--- START ---

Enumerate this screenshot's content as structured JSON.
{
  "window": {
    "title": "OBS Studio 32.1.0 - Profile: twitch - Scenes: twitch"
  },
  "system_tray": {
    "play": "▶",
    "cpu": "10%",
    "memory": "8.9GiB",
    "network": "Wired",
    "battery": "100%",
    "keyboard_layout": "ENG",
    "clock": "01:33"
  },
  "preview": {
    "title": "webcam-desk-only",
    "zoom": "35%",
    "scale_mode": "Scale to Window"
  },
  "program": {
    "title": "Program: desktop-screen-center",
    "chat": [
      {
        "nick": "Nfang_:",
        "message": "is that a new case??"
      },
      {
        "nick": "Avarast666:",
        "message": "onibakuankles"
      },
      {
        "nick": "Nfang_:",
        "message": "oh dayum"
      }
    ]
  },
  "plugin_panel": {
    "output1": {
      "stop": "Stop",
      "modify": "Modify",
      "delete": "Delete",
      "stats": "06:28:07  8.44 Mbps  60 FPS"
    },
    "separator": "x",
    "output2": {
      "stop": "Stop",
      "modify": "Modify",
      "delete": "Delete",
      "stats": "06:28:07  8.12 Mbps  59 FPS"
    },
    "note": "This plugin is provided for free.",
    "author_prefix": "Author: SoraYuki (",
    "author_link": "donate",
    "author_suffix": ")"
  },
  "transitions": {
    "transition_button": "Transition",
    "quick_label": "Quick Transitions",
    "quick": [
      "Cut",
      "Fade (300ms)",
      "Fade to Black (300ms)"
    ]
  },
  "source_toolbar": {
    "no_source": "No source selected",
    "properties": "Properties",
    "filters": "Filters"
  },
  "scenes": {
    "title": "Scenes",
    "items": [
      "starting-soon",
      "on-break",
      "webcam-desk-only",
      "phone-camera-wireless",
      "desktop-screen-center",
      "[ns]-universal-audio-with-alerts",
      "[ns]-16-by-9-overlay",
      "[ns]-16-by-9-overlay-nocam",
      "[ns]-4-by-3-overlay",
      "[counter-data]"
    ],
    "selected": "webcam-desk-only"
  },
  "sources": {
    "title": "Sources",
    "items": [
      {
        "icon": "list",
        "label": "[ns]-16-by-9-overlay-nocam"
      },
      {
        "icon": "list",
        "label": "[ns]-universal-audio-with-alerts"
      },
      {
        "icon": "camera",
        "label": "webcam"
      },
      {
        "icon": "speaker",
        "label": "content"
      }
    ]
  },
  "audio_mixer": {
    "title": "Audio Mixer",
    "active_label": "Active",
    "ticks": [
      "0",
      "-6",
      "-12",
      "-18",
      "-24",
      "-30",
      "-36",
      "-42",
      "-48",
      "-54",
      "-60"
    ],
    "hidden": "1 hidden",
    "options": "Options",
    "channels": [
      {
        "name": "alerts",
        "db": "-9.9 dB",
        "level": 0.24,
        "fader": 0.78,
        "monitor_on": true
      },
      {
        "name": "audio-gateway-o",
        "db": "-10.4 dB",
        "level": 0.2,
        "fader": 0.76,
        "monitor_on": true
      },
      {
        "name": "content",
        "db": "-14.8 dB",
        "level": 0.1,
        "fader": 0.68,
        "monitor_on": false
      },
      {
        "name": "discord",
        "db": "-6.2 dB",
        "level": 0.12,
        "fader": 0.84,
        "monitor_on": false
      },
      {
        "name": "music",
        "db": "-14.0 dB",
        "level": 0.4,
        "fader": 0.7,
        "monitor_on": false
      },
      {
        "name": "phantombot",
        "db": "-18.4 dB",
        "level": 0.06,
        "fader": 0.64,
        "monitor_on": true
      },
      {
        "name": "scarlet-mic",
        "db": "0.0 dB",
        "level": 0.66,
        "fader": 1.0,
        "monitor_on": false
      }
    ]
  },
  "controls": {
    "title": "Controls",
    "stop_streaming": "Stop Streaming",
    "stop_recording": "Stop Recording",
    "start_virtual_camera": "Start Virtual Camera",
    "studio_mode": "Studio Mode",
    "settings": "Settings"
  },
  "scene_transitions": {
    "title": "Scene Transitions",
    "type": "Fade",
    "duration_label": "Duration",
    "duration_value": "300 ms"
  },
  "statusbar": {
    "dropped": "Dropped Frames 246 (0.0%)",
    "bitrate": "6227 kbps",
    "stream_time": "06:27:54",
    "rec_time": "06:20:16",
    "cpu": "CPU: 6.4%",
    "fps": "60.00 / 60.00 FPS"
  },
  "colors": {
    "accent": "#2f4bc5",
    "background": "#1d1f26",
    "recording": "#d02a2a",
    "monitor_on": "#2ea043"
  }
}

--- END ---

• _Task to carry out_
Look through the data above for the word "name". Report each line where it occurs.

• _Solution_
        "name": "alerts",
        "name": "audio-gateway-o",
        "name": "content",
        "name": "discord",
        "name": "music",
        "name": "phantombot",
        "name": "scarlet-mic",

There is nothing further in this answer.